Paul Polman, Unilever’s chief executive, articulated a new strategy for his organisation: “Unilever would double the size of its business”, he said, by channelling its efforts toward achieving eight ambitious goals by 2020:
- helping more than a billion people improve their hygiene habits
- bringing safe drinking water to 500 million people
- doubling the proportion of Unilever’s portfolio that meets the highest nutritional standards
- halving the greenhouse gas impact of its products across the lifecycle
- halving the water associated with the consumer use of its products
- halving the waste associated with the disposal of its products
- sourcing 100% of its agricultural raw materials sustainably
- linking 500,000 smallholder farmers and small-scale distributors into its supply chain.
This may not sound like a typical corporate strategy, but Polman’s reframing of what it means to succeed as a business leader is an example of a new generation of leaders emerging across a number of the world’s largest businesses.
They don’t have an excessive focus on short-term return-on-equity. Their focus goes beyond profit, they focus on the long term, the context in which their organisations find themselves, they are concerned about society and about creating a sustainable world for future generations.
Having had countless conversations with scores of people over time I have discovered that, for many employees, corporate life adds up to a kind of purposeless existence. An existence where people don’t matter and where profit (at any cost) is the only objective. I would hate for my children to have to live and work in such a world.

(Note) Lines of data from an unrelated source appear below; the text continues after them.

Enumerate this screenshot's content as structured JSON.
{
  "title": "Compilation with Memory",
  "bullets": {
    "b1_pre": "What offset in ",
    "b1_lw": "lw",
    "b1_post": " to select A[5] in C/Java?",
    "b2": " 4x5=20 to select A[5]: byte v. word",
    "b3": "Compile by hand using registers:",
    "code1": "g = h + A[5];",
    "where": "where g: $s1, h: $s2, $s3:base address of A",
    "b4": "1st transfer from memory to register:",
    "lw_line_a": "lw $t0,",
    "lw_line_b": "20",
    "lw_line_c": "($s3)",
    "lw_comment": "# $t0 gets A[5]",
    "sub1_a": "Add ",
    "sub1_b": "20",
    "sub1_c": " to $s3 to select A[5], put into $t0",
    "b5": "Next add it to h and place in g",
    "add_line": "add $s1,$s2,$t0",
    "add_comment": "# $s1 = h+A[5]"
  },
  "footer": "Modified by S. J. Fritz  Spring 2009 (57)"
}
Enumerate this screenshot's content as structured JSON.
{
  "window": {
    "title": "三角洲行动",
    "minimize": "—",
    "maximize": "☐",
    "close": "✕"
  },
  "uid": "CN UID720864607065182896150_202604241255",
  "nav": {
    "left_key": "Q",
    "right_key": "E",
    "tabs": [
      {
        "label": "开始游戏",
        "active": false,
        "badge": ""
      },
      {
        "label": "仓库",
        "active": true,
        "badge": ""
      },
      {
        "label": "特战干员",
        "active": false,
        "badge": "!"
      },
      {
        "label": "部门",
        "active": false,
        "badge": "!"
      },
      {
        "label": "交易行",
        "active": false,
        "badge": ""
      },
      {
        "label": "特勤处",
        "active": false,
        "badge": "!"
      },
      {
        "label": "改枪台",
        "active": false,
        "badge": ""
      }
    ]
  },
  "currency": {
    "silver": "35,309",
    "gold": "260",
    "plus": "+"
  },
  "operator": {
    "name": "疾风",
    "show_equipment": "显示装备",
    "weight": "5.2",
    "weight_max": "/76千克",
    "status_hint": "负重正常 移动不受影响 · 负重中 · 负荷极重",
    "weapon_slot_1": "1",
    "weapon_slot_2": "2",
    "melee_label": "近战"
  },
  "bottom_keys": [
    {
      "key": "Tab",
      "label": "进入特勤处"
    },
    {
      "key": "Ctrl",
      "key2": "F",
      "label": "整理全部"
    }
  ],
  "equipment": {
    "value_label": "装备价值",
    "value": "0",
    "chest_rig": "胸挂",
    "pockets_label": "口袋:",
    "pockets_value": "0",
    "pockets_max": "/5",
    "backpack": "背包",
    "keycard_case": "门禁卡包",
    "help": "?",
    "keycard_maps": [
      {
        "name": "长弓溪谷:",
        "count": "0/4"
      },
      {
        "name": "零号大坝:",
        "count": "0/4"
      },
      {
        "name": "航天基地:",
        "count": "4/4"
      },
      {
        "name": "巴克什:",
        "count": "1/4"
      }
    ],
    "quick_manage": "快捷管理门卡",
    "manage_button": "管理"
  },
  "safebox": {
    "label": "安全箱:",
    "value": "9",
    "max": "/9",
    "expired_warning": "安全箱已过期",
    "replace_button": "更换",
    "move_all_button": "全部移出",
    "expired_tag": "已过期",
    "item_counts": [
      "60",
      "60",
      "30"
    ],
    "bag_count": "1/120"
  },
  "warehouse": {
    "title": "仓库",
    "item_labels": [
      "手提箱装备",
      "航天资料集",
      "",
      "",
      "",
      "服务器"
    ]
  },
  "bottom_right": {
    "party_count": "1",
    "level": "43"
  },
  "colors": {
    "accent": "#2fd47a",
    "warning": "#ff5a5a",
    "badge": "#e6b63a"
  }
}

I believe that we all search for meaningful purpose in our lives and our working lives are no different. Purpose activates us, it motivates us, and it invigorates us. Purpose helps us through the hard times, it gives us something to strive towards and it moves us to get up in the morning. Without a sense of meaning and purpose we find ourselves adrift and nothing seems to matter.
Humans are at their very best when they find their purpose, and when humans are at their best, they tend to run or work in extraordinarily successful businesses.
The new generation of leaders referred to in the introduction know that they need to generate a strong sense of shared purpose for their people and their organisations. A purpose that goes beyond making money for its shareholders. They need to create organisations that focus on deeper purpose, organisations that inspire, engage and energise their stakeholders. Employees, customers and other stakeholders learn to trust and perhaps even love those brands and companies that have an inspiring purpose. These organisations find that profit will follow from this shared purpose – it does not lead it.
Wise leaders spend time helping people find a clear sense of purpose in the work that they do. They find meaning where none is apparent. Because these leaders are inspired, they inspire others.
In these turbulent times we live in, we have to re-evaluate or reframe the role of business in our society. Organisations can no longer just focus on making money; they have vast responsibilities to their employees, customers, the environment, and society at large. The fate of humanity can no longer be left in the hands of politicians. Our destiny will depend on the collective and collaborative efforts of business, government, society and other stakeholders.
Wise leaders now understand that humans need purpose beyond profit to feel engaged and motivated. When they feel engaged and motivated, they tend to give their highest talents to others. They also know that they need to re-think and re-define how they create long term value. They need to adopt measures of success that go beyond short-term shareholder value and they need to embrace a far broader range of indicators of ‘stakeholder value’.
What is the meaning of human life, or of organic life altogether? To answer this question at all implies a religion. Is there any sense then, you ask, in putting it? I answer, the man who regards his own life and that of his fellow creatures as meaningless is not merely unfortunate but almost disqualified for life. Albert Einstein